Plaintiff has renewed many of his claims that defendants have obstructed his access to the courts by, inter alia, destroying both incoming and outgoing mail, refusing to process administrative appeals, and canceling appeals. In Lewis v. Casey, 518 U.S. 343 (1996), the United States Supreme Court held that prison inmates have a constitutionally protected right to access the courts to bring civil rights actions to challenge their conditions of confinement and to bring challenges to their criminal convictions. Lewis v. Casey, 518 U.S. at 351. The right is limited to direct criminal appeals, habeas petitions, and civil rights actions. Id. at 354. The court previously informed plaintiff that "[t]o state a cognizable claim for relief based on interference with access to the courts, plaintiff must allege facts which, if proved, will show that defendants by their acts prevented him from bringing, or caused him to lose, an actionable claim of this type." (January 14, 2009 Order, citing Casey, 518 U.S. at 351.)*fn2 Plaintiff has failed to provide factual allegations demonstrating such a deprivation. Accordingly, the court will not serve any defendants with violations set forth in plaintiff's claims numbered 27, 28, 29, 30, 31, 32, 33, 34, 35, 36, 37, 38 & 39. For the reasons set forth in footnote 2, the court will not order service of process on defendants Dovey (2), Grannis (4), Broddrick (5), McDonald (7), Perez (9), Cochran (11), Peterson (12), Stafford (13), and Vanderville (15) regarding claims numbered 5 and 6. Plaintiff includes three claims of retaliation, numbered 7, 37 and 43. However, this court previously informed plaintiff of his obligation to plead five basic elements to support any claim of retaliation. Rhodes v. Robinson, 408 F.3d 559, 562 (9th Cir. 2005). Plaintiff has failed to do so. Accordingly, the court will not order service of process on defendants Dovey (2), Grannis (4), Broddrick (5), McDonald (7), Perez (9), Cochran (11), Peterson (12), Stafford (13), Vanderville (15), Beeman (24) or Simpson (28), with regard to plaintiff's retaliation claims numbered 7, 37 and 43.
In claims numbered 2, 3, 4, 8 and 9, plaintiff claims his First, Eighth and Fourteenth Amendment rights are violated by defendants' failure to allow inmates to defend their physical well-being during riots without threat of punishment and by inflicting onerous punishment on plaintiff when he was merely protecting his life during a riot. Plaintiff avers that CDCR policy does not distinguish between aggressor and nonagressor participants in riots.

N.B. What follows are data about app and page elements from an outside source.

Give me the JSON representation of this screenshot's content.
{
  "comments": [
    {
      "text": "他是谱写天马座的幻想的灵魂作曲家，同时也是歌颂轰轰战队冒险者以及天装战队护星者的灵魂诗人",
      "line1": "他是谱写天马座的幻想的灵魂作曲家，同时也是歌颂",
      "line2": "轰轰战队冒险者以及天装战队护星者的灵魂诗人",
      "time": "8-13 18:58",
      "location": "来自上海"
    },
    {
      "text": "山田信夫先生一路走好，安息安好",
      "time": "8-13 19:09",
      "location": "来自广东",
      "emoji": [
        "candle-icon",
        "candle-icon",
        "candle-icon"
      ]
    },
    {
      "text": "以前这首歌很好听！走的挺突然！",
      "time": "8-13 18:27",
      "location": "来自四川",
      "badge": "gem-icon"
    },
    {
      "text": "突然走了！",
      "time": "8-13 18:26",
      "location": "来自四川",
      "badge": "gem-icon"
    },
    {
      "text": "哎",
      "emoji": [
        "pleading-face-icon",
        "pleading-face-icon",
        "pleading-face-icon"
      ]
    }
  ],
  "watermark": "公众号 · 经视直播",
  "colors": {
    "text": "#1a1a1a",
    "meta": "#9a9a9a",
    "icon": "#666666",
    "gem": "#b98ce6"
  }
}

However, Cal. Code Regs. titl 15 § 3286 provides:
When inmates fight, the participants must be separated at once. The participants will be placed in detention, unless in the judgment of a superior officer circumstances do not warrant such action. Employees who observe the fight will prepare a written report stating clearly everything they observed, and will submit this report to the disciplinary officer. The employee who renders the report should, if possible, state who was the aggressor. The report will include the time, place, names of participants, name(s) of aggressor(s), the reason for the ...